Not a perfect movie by any means, â€œDiary of the Deadâ€ still manages to be a worthy entry into the Romero zombie canon adding a few jumps of its own here and there. My biggest issue with this movie was getting into the frame of mind that this all took place on the same day as the original â€œNight of the Living Deadâ€. With the original classic being shoved down us horror fanâ€™s throats so many times, itâ€™s hard to shrug off such an obvious mishandling of the time line. â€œNightâ€ was in black and white, featured old architecture, cars, etc. etc. (To be honest, I canâ€™t remember if a date was ever given in the original) In â€œDiaryâ€, this is all thrown to the way side as they begin speaking of the HD cameras, the internet, and the laptops they are using to shoot their film. A relatively minor issue granted, but a glaring one that made it hard to settle into the groove of the film at the on set. Once it hits itâ€™s stride however, â€œDiaryâ€ becomes an interesting little social commentary with dead guys in it.
Romero manages to retain his social awareness throughout even if he does convolute the matter a bit in its delivery. This time around weâ€™re taking a stab at the internet age and sensationalist media as we watch lead film student, Jason, and his obsession for recording the outbreak. Itâ€™s shown to us several times and rather heavy handedly that Jason has become come cold and uncaring once he stepped behind the camera. Obsessed one might say with the idea of recording this. Romero shows both sides of the story here; on one hand we are given girlfriend Debbieâ€™s point of view. Debbie sees Jason as a monster, one who fails to see the human plight, fails to fear sadness and fear and is holding out only for fame and the chance at a gruesome shot or two to get peopleâ€™s tongues wagging. This could easily be seen as commentary on mass media these days with their coverage of the war and us as Americanâ€™s tendencies to â€˜rubberneckâ€™ at an sign of trauma or tragedy. On the other hand Romero also shows us Jasonâ€™s point of view in the matter. What Jason sees is the mass media lying to the public, telling them everything will be okay, making it sound not as bad as what it really is. Jason sees his duty as a film maker to show the public the truth, regardless of how gory or terrifying it may be. In the end, this point of view is the winner in Romeroâ€™s overall internal commentary argument. As in the original, these little commentary pieces are the root of what makes â€œDiary of the Deadâ€, much like â€œNight of the Living Deadâ€ dealt with racism and other issues. The zombies are there of course, but they are more of an extra as opposed to a key element. They are there primarily as a stage for this social dressing down of the media.

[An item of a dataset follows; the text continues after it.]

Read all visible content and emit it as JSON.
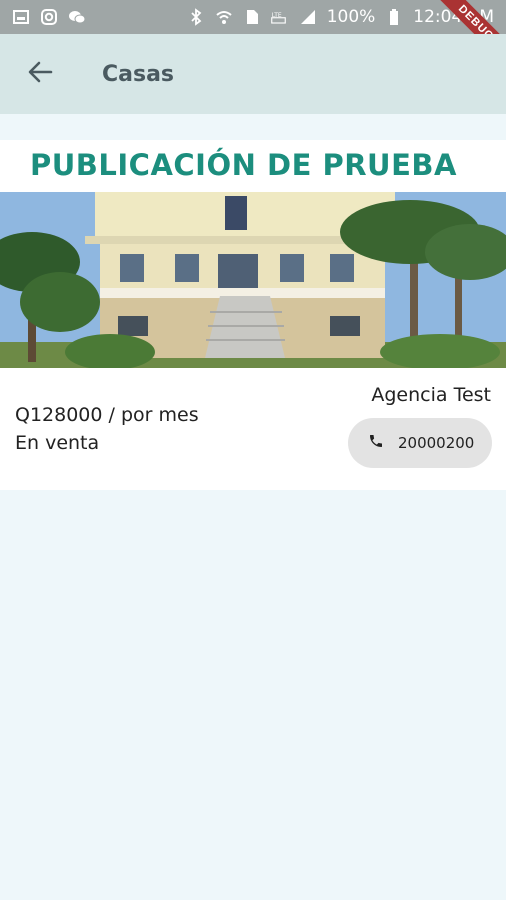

Acting wise there is nothing to get excited about with â€œDiary of the Deadâ€. Most of the time the actors feel vaguely bored and relatively forced at times. Despite that, they did not really take away from my overall enjoyment of the flick. Zombie effects here were nice from what we got to see; there are a couple good death scenes contained within. Romero ventured outside of his normal comfort range in this production relying far more heavily on CG effects. In the end product, the CGI moments are pretty obvious but blended in fairly well. There is an excellent zombie kill with a bottle acid that made me smile wide and utter a faint â€˜sweet!â€™ under my breath.
â€œDiary of the Deadâ€ felt like a solid entry into Romeroâ€™s franchise although it felt a bit stale. Nowhere near as ground breaking as the original three, it still felt more like a Romero flick that â€œLand of the Deadâ€ did.
Ultimately, I give â€œDiaryâ€â€¦
6 â€˜you better watch what you say about bloggersâ€™ out of 5.
As an additional aside, the DVD comes loaded with extras that Iâ€™m still culling through. Contained within are commentary, several making of features, and a some character dossiers. Also of note, to coincide with the DVD release of â€œDiaryâ€, Dimension has also released a new 40th Anniversary edition of â€œNight of the Living Deadâ€. Included on this is a new transfer and some brand new special features. These include new commentaries from Romero and cast, â€œSpeak to the Deadâ€ a Q&A with Romero, â€œOne for the Fireâ€, a new feature length documentary, as well as many others!